FORDHAM HEIGHTS, the Bronx (PIX11) — A week after a Bronx high-rise fire took the lives of 17 people, including several children, local lawmakers pushed for legislation to hopefully prevent similar tragedies in the future.
New York Sen. Kristen Gillibrand and the Bronx’s Rep. Ritchie Torres on Monday announced new legislation that would require the installation of heat sensors in federally owned buildings.
“Heat sensors would enable the real-time reporting of heating levels in each and every apartment,” Torres said. “It would enable real-time reports that will flag when apartment or a building has insufficient heat and hot water.”
Gillibrand is the lead sponsor of the bill in the Senate, while Torres is the lead sponsor of the bill in the House of Representatives.
“The feeling of loss and devastation shared by this community is not fully comprehensible, and we all have to do what we can to mitigate it, and to prevent it from happening again,” Gillibrand said.
The two officials were joined by Bronx Borough President Vanessa Gibson, as well as City Council members Oswald Feliz and Pierina Sanchez, at a press conference Monday.
In the wake of the deadly fire, a coalition of officials — including federal, state and city lawmakers — have announced a legislative agenda they hoped would stiffen fire codes and building standards to prevent similar tragedies from happening.
The proposals range from requiring that space heaters automatically shut off, to mandating that federally funded apartment projects install self-closing doors on units and stairwells, which would have to be inspected on a monthly basis.
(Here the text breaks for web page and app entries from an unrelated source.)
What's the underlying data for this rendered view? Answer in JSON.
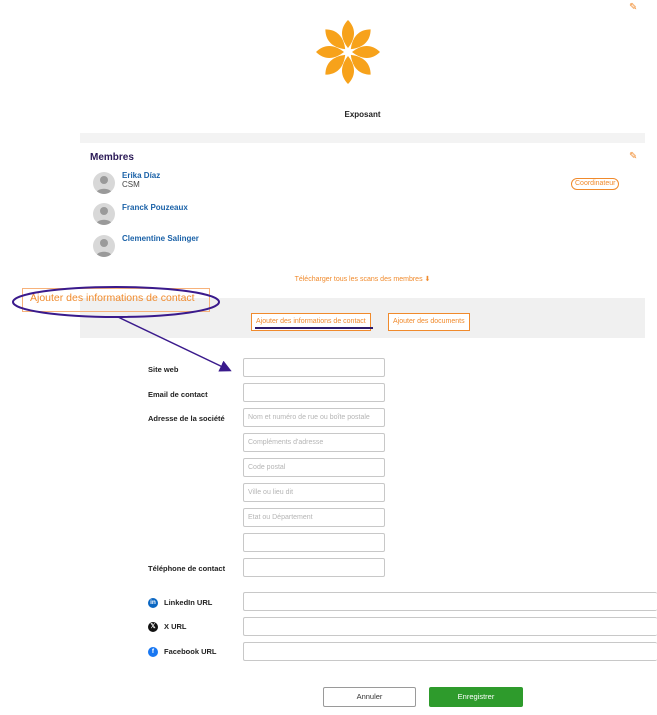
{
  "company": {
    "name": "Exposant"
  },
  "members": {
    "title": "Membres",
    "items": [
      {
        "name": "Erika Díaz",
        "role": "CSM",
        "badge": "Coordinateur"
      },
      {
        "name": "Franck Pouzeaux"
      },
      {
        "name": "Clementine Salinger"
      }
    ],
    "download_label": "Télécharger tous les scans des membres"
  },
  "tabs": {
    "contact_label": "Ajouter des informations de contact",
    "documents_label": "Ajouter des documents"
  },
  "callout": {
    "text": "Ajouter des informations de contact"
  },
  "form": {
    "website_label": "Site web",
    "email_label": "Email de contact",
    "address_label": "Adresse de la société",
    "address_street_placeholder": "Nom et numéro de rue ou boîte postale",
    "address_extra_placeholder": "Compléments d'adresse",
    "postal_code_placeholder": "Code postal",
    "city_placeholder": "Ville ou lieu dit",
    "state_placeholder": "Etat ou Département",
    "phone_label": "Téléphone de contact",
    "linkedin_label": "LinkedIn URL",
    "x_label": "X URL",
    "facebook_label": "Facebook URL"
  },
  "actions": {
    "cancel_label": "Annuler",
    "save_label": "Enregistrer"
  },
  "colors": {
    "accent": "#f08a2c",
    "primary_dark": "#2b1a57",
    "link": "#1b62a8",
    "success": "#2e9b2c",
    "logo": "#f7a21b"
  },
  "icons": [
    "edit-icon",
    "user-avatar-icon",
    "download-icon",
    "linkedin-icon",
    "x-icon",
    "facebook-icon"
  ]
}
As families bid farewell to their loved ones, others remained in hospitals, some in serious condition because of smoke inhalation.
Gov. Kathy Hochul announced Sunday that $2 million in aid would be available to help families recover from the tragedy, including help to replace damaged property and money to help with rent or finding a new place to live.
The Mayor’s Fund, Bank of America and other groups said 118 families displaced by the fire would each get $2,250 in aid.
Fundraisers have collected about $400,000 thus far.
The Associated Press contributed to this report.